_Exercise brief:_ Count every line of these entries that holds the word "name", and reply with the number only.

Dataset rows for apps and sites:

*** Begin section ***

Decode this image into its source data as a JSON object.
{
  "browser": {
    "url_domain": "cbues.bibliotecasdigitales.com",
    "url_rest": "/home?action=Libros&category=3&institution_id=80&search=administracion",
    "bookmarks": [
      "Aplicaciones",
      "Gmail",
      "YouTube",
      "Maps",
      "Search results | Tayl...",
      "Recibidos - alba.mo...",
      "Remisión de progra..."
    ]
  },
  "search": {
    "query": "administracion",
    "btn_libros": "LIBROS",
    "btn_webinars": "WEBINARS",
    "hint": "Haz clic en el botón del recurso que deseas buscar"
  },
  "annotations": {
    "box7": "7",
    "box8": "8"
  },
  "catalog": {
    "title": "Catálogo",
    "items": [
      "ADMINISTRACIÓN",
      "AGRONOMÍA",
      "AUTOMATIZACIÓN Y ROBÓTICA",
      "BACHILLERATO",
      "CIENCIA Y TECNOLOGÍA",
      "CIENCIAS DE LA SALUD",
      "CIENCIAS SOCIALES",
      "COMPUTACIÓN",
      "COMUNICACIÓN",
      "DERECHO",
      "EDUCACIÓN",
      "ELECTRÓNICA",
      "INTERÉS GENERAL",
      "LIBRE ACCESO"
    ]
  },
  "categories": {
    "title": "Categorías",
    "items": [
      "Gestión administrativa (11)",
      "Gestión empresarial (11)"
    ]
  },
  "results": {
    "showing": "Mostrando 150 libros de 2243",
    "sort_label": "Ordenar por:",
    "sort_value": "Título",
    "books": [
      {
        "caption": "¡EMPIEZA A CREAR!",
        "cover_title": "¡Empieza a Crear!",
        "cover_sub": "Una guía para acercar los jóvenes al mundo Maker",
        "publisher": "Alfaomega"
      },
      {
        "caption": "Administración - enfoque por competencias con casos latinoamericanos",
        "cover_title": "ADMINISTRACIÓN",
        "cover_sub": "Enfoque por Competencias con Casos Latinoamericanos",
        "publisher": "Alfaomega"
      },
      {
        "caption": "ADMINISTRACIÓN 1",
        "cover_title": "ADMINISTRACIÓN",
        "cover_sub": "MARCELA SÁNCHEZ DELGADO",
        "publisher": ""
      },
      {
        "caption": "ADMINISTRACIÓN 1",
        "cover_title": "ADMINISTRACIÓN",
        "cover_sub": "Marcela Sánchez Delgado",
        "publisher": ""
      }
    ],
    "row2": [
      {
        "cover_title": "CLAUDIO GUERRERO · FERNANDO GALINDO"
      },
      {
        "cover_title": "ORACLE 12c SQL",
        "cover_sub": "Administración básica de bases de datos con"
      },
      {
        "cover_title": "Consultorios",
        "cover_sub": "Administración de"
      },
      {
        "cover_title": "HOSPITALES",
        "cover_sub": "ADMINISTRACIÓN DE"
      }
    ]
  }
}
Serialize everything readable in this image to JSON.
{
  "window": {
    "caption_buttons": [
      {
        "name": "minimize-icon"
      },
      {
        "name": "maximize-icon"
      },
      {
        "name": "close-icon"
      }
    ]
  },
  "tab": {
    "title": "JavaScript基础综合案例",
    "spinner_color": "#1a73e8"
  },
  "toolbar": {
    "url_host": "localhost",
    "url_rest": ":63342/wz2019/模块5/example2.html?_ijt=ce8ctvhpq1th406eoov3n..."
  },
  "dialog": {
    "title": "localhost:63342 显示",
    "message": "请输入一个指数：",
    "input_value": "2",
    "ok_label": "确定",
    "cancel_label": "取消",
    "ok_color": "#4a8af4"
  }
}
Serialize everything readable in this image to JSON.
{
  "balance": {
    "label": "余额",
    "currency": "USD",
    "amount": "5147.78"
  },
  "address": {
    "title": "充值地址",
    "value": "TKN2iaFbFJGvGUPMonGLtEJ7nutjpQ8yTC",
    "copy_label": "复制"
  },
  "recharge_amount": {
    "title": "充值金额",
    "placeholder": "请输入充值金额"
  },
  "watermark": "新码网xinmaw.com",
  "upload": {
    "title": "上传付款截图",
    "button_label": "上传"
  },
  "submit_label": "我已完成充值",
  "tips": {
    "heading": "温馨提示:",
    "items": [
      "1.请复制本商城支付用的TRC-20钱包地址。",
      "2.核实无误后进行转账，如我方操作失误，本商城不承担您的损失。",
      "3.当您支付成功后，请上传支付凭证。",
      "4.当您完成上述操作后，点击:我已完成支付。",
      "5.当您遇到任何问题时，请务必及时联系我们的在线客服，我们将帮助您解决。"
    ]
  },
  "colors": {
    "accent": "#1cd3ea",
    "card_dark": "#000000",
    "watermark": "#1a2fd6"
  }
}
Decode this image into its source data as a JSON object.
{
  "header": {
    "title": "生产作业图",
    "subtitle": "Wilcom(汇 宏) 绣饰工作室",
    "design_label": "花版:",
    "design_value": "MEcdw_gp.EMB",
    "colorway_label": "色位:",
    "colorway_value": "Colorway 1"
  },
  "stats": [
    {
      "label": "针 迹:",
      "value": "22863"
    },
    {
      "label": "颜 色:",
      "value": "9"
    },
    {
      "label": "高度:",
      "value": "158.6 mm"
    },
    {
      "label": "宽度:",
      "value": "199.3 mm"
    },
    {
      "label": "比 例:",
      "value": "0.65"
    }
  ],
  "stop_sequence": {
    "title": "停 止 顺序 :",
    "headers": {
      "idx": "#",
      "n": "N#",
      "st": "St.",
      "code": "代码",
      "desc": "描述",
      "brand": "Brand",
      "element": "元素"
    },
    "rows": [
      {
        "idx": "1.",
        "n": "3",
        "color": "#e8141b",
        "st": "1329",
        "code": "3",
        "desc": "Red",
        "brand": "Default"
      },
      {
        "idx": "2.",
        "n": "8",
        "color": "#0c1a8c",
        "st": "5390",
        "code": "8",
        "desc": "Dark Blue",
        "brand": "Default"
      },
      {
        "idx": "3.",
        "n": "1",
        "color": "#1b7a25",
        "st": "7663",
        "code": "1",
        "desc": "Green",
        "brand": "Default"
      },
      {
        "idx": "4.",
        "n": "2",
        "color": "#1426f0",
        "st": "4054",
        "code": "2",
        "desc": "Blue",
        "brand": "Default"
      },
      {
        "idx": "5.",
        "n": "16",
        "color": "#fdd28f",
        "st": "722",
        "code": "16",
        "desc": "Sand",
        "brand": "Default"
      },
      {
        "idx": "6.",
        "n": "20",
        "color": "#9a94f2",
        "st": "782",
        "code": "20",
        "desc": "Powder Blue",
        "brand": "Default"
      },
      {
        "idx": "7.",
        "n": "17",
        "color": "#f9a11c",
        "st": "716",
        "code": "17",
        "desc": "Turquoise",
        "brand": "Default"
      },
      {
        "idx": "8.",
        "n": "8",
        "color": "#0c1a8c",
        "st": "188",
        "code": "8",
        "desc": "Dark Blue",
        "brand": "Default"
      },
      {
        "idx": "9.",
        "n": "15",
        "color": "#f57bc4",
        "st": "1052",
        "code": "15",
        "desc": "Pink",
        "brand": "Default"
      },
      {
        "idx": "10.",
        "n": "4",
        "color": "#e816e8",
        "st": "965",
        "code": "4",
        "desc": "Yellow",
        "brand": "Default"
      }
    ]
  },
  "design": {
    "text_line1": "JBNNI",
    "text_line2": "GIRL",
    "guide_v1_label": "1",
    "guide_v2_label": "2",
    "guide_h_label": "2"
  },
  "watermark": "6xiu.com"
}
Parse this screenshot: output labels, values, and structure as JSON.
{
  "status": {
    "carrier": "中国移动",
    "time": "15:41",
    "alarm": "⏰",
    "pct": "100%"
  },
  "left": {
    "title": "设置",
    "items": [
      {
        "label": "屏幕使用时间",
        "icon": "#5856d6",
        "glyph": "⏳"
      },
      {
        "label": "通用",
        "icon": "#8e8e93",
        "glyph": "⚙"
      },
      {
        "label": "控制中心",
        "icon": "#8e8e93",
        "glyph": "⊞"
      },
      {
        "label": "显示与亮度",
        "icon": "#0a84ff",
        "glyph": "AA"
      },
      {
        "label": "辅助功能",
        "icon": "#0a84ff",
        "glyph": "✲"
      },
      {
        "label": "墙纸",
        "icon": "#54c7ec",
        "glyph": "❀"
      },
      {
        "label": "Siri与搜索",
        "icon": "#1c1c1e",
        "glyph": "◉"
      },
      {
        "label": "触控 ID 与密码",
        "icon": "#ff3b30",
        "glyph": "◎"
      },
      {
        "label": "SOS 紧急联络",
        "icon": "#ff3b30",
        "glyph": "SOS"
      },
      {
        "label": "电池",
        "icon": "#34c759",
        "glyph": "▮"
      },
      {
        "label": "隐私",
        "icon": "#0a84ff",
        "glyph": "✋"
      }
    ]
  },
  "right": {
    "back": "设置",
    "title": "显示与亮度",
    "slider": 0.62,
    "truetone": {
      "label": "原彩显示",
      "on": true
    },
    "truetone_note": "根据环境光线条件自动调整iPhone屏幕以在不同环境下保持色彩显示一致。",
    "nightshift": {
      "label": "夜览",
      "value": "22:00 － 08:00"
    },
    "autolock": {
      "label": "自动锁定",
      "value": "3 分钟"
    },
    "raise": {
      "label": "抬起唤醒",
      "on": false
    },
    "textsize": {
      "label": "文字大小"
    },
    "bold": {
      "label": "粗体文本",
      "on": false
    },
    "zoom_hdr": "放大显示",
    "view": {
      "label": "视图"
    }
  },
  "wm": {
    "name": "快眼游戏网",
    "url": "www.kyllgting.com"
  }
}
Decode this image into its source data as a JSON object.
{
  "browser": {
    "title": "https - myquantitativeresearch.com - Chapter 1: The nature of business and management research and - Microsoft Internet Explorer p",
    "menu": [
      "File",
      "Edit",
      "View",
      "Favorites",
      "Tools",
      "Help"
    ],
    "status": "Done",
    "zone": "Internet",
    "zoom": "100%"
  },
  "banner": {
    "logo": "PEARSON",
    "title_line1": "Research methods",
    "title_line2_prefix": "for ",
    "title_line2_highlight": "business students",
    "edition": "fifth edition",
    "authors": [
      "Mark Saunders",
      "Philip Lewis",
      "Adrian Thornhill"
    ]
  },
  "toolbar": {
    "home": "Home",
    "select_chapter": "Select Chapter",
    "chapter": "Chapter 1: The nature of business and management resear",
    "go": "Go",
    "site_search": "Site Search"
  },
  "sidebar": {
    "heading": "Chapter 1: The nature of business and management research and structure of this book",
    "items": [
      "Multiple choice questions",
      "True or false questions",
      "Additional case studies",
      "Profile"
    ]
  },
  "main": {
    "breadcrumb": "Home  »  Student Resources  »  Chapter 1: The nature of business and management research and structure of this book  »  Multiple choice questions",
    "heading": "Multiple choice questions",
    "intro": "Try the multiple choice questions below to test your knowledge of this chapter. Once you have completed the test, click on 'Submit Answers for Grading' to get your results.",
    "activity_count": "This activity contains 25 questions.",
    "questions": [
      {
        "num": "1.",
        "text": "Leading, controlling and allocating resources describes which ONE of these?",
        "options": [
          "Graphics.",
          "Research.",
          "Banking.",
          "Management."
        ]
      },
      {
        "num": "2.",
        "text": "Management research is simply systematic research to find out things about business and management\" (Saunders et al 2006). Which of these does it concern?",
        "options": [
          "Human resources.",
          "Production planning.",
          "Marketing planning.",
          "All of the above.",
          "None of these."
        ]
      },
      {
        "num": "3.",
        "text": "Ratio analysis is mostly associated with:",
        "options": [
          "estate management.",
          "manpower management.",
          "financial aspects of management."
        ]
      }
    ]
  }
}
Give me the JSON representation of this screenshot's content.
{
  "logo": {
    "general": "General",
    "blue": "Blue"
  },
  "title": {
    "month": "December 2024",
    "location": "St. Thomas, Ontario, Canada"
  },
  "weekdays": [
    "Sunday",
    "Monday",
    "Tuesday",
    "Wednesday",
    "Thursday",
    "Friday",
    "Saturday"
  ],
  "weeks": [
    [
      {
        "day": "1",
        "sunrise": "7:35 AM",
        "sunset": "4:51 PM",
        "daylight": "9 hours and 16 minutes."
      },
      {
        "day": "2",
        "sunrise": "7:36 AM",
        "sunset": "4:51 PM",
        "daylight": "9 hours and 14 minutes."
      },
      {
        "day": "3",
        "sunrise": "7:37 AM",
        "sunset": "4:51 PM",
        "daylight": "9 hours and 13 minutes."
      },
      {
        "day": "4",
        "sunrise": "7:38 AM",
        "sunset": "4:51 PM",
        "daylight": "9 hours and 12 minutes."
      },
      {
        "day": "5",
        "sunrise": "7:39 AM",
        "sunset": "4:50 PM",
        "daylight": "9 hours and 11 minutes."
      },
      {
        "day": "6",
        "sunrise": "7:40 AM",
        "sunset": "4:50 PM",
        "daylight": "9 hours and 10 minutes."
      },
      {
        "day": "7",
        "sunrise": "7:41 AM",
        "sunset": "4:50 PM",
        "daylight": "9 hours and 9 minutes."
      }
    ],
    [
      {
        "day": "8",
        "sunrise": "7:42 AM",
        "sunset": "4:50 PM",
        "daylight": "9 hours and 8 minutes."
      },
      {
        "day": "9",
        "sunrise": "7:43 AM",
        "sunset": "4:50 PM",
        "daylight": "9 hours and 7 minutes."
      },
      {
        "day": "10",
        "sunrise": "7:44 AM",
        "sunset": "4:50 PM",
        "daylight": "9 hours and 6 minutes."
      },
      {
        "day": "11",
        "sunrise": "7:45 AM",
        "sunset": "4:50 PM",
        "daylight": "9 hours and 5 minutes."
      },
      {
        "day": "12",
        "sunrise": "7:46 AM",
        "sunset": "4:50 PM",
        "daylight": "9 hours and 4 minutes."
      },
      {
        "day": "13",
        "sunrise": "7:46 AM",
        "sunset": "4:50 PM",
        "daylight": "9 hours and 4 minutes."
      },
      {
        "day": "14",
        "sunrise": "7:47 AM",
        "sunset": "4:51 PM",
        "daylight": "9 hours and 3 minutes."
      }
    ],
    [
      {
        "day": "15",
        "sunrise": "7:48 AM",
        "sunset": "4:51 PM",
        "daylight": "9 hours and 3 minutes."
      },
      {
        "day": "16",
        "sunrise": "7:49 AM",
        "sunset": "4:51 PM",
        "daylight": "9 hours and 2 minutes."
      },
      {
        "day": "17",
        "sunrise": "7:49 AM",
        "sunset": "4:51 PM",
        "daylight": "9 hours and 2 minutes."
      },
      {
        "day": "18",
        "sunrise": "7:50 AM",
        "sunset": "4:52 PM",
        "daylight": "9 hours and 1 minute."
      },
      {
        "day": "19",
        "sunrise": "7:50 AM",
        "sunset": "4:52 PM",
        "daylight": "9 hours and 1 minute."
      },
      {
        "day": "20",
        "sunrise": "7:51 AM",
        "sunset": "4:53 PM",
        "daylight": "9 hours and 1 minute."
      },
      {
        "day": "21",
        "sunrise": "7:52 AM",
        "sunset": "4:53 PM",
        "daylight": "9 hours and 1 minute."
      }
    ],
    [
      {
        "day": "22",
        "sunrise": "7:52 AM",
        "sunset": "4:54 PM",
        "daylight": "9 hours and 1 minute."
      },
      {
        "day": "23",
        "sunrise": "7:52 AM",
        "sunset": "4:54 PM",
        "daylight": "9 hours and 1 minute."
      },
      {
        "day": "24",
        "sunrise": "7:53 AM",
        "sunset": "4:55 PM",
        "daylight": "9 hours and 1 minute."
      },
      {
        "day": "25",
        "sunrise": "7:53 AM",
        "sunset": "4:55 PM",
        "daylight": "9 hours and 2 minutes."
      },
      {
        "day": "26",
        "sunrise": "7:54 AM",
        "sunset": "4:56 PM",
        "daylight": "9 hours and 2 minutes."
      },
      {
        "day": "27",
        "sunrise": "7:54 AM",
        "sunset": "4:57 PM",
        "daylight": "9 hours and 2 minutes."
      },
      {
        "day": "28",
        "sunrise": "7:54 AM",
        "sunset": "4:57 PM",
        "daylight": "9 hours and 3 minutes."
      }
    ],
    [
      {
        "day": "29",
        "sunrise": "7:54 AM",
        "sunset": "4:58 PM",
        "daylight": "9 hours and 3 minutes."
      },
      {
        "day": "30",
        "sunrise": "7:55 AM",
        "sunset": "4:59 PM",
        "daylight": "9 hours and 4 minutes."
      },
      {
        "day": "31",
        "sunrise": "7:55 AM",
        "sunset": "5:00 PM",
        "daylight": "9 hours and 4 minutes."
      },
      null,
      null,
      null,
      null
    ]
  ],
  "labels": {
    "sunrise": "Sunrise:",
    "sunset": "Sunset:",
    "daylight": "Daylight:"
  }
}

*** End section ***

_Response area:_ 4